Aim of the exercise >>
The lines you return should be those containing the string "certificat", taken from the data below.

(Excerpts from an interface dataset)
-- -- --

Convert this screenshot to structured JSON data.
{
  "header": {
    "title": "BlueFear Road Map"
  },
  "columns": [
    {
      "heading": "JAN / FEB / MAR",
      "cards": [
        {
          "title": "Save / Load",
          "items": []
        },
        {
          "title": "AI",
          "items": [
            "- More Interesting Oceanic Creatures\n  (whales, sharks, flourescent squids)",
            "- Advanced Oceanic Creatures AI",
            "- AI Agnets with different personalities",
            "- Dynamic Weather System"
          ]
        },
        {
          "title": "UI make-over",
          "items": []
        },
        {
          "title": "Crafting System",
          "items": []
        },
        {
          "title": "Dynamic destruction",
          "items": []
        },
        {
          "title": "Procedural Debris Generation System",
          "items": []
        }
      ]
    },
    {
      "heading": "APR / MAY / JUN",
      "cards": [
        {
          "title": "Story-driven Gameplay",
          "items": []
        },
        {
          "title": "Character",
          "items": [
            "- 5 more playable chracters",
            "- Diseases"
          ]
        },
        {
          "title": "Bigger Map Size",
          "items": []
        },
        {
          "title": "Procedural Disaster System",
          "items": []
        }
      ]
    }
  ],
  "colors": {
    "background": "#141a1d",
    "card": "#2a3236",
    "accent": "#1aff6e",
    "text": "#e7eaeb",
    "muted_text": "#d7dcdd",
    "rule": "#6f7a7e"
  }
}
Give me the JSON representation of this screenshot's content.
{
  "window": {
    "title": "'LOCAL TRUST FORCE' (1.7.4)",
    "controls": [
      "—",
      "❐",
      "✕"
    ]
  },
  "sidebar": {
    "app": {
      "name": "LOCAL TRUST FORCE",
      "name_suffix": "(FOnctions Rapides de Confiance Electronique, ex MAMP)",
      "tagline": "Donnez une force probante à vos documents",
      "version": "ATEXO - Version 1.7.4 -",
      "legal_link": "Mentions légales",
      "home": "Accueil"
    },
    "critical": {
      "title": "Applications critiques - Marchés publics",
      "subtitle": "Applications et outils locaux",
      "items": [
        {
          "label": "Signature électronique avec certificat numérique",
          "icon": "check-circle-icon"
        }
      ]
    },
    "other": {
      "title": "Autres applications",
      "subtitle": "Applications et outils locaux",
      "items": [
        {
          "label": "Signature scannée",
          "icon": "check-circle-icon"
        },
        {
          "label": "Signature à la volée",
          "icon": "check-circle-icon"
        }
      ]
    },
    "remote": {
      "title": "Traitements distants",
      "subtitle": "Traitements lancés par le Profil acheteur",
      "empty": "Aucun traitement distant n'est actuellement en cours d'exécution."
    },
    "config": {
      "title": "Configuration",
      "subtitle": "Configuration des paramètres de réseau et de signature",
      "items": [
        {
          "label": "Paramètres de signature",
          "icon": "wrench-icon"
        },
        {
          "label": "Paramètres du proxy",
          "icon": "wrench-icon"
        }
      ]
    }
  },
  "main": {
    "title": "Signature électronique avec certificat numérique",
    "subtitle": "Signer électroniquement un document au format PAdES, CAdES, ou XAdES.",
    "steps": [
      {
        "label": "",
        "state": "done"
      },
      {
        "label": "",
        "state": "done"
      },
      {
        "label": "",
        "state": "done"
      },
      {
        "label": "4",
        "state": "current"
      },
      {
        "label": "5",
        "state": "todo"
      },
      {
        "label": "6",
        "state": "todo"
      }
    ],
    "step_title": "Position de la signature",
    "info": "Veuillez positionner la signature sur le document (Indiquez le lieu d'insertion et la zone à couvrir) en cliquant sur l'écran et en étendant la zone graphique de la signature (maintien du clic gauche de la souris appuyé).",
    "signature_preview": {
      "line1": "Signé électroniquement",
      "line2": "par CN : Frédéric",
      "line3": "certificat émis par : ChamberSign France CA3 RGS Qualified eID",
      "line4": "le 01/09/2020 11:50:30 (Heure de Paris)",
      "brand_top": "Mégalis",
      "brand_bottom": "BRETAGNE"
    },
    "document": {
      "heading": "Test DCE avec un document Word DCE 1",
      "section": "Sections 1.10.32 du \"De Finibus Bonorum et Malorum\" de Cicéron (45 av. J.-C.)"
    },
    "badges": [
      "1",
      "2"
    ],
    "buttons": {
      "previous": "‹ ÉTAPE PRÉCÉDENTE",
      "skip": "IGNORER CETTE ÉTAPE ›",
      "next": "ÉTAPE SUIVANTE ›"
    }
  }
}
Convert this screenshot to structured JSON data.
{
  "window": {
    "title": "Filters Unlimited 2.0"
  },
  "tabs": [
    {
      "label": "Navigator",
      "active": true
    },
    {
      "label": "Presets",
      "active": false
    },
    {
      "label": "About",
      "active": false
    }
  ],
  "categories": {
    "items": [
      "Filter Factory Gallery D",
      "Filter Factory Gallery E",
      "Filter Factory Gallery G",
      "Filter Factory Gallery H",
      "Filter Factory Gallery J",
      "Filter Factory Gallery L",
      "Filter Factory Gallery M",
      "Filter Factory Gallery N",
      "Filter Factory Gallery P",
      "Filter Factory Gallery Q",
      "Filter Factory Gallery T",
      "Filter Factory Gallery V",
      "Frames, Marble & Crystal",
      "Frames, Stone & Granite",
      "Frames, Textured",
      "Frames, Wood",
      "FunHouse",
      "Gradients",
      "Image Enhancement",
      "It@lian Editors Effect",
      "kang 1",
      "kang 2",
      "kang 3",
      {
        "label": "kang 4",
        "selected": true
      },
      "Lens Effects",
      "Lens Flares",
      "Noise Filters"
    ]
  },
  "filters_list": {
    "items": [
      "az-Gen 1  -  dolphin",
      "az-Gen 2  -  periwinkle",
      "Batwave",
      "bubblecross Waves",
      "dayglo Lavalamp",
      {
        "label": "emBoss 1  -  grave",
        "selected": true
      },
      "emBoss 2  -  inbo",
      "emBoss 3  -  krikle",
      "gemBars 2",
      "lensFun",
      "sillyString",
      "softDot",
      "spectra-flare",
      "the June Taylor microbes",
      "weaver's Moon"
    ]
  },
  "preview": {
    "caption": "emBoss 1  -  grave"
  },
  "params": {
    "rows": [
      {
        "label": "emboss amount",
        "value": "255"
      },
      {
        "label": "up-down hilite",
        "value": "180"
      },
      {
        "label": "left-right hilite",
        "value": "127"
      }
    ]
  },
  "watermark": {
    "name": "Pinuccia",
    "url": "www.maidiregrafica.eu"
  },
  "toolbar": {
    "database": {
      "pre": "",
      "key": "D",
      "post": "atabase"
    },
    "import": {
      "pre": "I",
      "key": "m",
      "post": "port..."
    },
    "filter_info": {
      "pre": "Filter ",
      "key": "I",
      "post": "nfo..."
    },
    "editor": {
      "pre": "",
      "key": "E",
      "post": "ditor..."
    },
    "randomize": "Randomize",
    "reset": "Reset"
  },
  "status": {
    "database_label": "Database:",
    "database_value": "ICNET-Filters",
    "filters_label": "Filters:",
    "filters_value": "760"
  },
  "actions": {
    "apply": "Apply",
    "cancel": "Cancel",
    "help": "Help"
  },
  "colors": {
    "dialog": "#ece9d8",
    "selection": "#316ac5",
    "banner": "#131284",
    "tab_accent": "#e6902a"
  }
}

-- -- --

Task response >>
          "label": "Signature électronique avec certificat numérique",
    "title": "Signature électronique avec certificat numérique",
      "line3": "certificat émis par : ChamberSign France CA3 RGS Qualified eID",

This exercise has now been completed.